Task to carry out
Every line below should come back exactly as written, though the pictures stay out.

Data items
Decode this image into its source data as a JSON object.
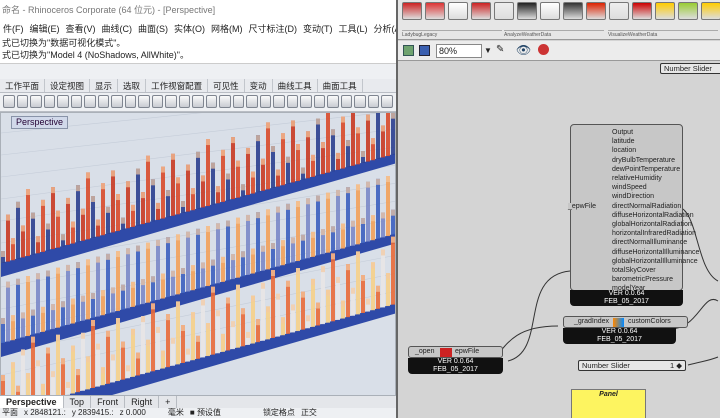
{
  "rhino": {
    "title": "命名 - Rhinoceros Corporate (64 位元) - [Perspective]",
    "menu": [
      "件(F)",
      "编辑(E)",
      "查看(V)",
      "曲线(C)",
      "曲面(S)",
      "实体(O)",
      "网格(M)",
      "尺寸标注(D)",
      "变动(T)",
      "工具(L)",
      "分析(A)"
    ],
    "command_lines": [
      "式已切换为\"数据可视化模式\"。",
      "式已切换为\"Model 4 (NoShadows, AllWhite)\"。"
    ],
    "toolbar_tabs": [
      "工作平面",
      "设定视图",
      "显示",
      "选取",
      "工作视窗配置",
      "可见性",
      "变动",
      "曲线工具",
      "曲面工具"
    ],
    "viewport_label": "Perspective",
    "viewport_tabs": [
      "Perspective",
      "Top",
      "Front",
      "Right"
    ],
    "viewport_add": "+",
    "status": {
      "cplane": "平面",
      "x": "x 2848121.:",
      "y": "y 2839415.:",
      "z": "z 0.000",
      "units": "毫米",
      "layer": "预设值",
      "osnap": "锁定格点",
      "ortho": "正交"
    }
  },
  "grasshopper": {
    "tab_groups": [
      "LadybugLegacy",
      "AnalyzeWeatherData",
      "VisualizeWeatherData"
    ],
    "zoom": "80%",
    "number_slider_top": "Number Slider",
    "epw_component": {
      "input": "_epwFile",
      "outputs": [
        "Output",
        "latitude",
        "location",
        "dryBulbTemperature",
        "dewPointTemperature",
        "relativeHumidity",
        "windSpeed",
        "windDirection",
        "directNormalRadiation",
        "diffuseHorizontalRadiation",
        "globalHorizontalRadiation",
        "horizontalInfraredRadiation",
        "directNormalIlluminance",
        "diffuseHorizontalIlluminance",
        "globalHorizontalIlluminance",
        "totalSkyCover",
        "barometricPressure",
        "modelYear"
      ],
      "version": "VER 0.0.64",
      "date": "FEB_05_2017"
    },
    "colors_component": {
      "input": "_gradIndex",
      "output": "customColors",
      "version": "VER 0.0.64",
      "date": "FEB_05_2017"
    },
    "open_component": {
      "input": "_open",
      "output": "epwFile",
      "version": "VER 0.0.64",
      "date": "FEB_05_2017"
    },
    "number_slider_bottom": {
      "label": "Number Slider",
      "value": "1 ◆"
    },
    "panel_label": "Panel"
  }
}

Task output
Decode this image into its source data as a JSON object.
{
  "rhino": {
    "title": "命名 - Rhinoceros Corporate (64 位元) - [Perspective]",
    "menu": [
      "件(F)",
      "编辑(E)",
      "查看(V)",
      "曲线(C)",
      "曲面(S)",
      "实体(O)",
      "网格(M)",
      "尺寸标注(D)",
      "变动(T)",
      "工具(L)",
      "分析(A)"
    ],
    "command_lines": [
      "式已切换为\"数据可视化模式\"。",
      "式已切换为\"Model 4 (NoShadows, AllWhite)\"。"
    ],
    "toolbar_tabs": [
      "工作平面",
      "设定视图",
      "显示",
      "选取",
      "工作视窗配置",
      "可见性",
      "变动",
      "曲线工具",
      "曲面工具"
    ],
    "viewport_label": "Perspective",
    "viewport_tabs": [
      "Perspective",
      "Top",
      "Front",
      "Right"
    ],
    "viewport_add": "+",
    "status": {
      "cplane": "平面",
      "x": "x 2848121.:",
      "y": "y 2839415.:",
      "z": "z 0.000",
      "units": "毫米",
      "layer": "预设值",
      "osnap": "锁定格点",
      "ortho": "正交"
    }
  },
  "grasshopper": {
    "tab_groups": [
      "LadybugLegacy",
      "AnalyzeWeatherData",
      "VisualizeWeatherData"
    ],
    "zoom": "80%",
    "number_slider_top": "Number Slider",
    "epw_component": {
      "input": "_epwFile",
      "outputs": [
        "Output",
        "latitude",
        "location",
        "dryBulbTemperature",
        "dewPointTemperature",
        "relativeHumidity",
        "windSpeed",
        "windDirection",
        "directNormalRadiation",
        "diffuseHorizontalRadiation",
        "globalHorizontalRadiation",
        "horizontalInfraredRadiation",
        "directNormalIlluminance",
        "diffuseHorizontalIlluminance",
        "globalHorizontalIlluminance",
        "totalSkyCover",
        "barometricPressure",
        "modelYear"
      ],
      "version": "VER 0.0.64",
      "date": "FEB_05_2017"
    },
    "colors_component": {
      "input": "_gradIndex",
      "output": "customColors",
      "version": "VER 0.0.64",
      "date": "FEB_05_2017"
    },
    "open_component": {
      "input": "_open",
      "output": "epwFile",
      "version": "VER 0.0.64",
      "date": "FEB_05_2017"
    },
    "number_slider_bottom": {
      "label": "Number Slider",
      "value": "1 ◆"
    },
    "panel_label": "Panel"
  }
}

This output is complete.